  • Perform ladder inspections with a tablet or mobile device.
  • Take photos and attach photo evidence with annotations to illustrate identified issues.
  • Improve communication between members of your workforce with easy report sharing.
  • Generate comprehensive reports as soon as inspections are completed.
  • Securely save all reports in the cloud. 

Preview a sample ladder inspection checklist PDF report or get started with iAuditor today by using any of our free ladder inspection checklist templates. Feel free to download the ladder inspection checklists in PDF or digital format.

SafetyCulture staff writer

Erick Brent Francisco

As a staff writer for SafetyCulture, Erick is interested in learning and sharing how technology can improve work processes and workplace safety. Prior to SafetyCulture, Erick worked in logistics, banking and financial services, and retail.

As a staff writer for SafetyCulture, Erick is interested in learning and sharing how technology can improve work processes and workplace safety. Prior to SafetyCulture, Erick worked in logistics, banking and financial services, and retail.

SafetyCulture staff writer

Erick Brent Francisco

As a staff writer for SafetyCulture, Erick is interested in learning and sharing how technology can improve work processes and workplace safety. Prior to SafetyCulture, Erick worked in logistics, banking and financial services, and retail.

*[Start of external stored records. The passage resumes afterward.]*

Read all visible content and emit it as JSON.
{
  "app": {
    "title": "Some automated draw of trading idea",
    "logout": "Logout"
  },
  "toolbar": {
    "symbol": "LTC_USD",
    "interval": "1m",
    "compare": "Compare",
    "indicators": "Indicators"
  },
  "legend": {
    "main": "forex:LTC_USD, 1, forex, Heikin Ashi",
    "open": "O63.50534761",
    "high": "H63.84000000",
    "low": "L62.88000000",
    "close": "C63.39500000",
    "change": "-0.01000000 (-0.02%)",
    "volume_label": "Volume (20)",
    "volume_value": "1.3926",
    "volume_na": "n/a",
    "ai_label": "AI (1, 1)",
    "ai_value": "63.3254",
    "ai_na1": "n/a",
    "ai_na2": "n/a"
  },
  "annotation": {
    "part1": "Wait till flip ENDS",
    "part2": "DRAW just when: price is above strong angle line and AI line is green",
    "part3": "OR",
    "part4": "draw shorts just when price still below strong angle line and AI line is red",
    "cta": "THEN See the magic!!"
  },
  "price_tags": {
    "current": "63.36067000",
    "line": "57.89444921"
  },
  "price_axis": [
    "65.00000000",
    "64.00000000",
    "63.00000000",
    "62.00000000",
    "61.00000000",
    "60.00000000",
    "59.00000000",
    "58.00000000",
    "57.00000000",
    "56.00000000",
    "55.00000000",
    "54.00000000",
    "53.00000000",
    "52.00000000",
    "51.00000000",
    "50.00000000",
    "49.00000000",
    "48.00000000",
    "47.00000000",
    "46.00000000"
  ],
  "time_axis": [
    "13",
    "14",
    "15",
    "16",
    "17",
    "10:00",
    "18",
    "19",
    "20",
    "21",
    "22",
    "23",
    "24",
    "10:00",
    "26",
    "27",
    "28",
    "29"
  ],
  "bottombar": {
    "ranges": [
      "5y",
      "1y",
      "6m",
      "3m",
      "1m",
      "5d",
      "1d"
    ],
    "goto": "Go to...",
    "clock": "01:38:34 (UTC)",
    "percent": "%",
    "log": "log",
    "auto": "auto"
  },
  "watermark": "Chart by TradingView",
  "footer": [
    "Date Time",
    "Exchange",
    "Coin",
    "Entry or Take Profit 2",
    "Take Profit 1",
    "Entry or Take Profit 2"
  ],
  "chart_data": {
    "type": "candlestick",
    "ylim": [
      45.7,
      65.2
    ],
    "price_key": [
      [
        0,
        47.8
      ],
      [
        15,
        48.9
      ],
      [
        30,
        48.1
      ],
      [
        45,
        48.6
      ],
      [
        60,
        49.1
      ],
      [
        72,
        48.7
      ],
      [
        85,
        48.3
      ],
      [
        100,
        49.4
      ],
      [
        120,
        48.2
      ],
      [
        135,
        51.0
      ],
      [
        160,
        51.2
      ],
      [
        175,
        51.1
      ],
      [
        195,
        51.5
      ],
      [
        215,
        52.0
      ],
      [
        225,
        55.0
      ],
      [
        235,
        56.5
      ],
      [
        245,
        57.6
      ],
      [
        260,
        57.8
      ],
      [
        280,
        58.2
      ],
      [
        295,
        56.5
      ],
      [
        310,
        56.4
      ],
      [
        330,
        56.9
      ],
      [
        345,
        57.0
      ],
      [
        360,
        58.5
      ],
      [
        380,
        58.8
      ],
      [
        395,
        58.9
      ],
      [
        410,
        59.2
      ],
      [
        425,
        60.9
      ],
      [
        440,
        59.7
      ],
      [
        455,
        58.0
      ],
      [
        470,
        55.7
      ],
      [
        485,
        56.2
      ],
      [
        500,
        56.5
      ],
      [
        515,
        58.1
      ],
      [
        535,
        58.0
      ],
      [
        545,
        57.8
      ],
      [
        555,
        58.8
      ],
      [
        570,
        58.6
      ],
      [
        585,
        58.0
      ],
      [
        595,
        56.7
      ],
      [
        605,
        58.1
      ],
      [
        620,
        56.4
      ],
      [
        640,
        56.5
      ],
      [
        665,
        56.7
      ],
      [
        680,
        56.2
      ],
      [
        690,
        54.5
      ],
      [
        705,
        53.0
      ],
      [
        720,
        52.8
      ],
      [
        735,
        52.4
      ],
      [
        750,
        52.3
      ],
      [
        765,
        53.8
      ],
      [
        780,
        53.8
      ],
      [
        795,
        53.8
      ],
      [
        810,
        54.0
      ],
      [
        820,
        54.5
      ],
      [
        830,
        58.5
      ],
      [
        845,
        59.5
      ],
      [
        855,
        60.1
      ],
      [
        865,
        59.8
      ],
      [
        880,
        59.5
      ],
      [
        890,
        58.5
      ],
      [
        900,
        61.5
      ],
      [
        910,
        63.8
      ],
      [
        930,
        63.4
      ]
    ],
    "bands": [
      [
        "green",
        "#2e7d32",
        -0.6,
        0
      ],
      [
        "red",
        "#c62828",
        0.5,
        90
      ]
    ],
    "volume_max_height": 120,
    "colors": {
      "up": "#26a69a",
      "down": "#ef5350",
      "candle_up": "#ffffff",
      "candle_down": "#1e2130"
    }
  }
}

As a staff writer for SafetyCulture, Erick is interested in learning and sharing how technology can improve work processes and workplace safety. Prior to SafetyCulture, Erick worked in logistics, banking and financial services, and retail.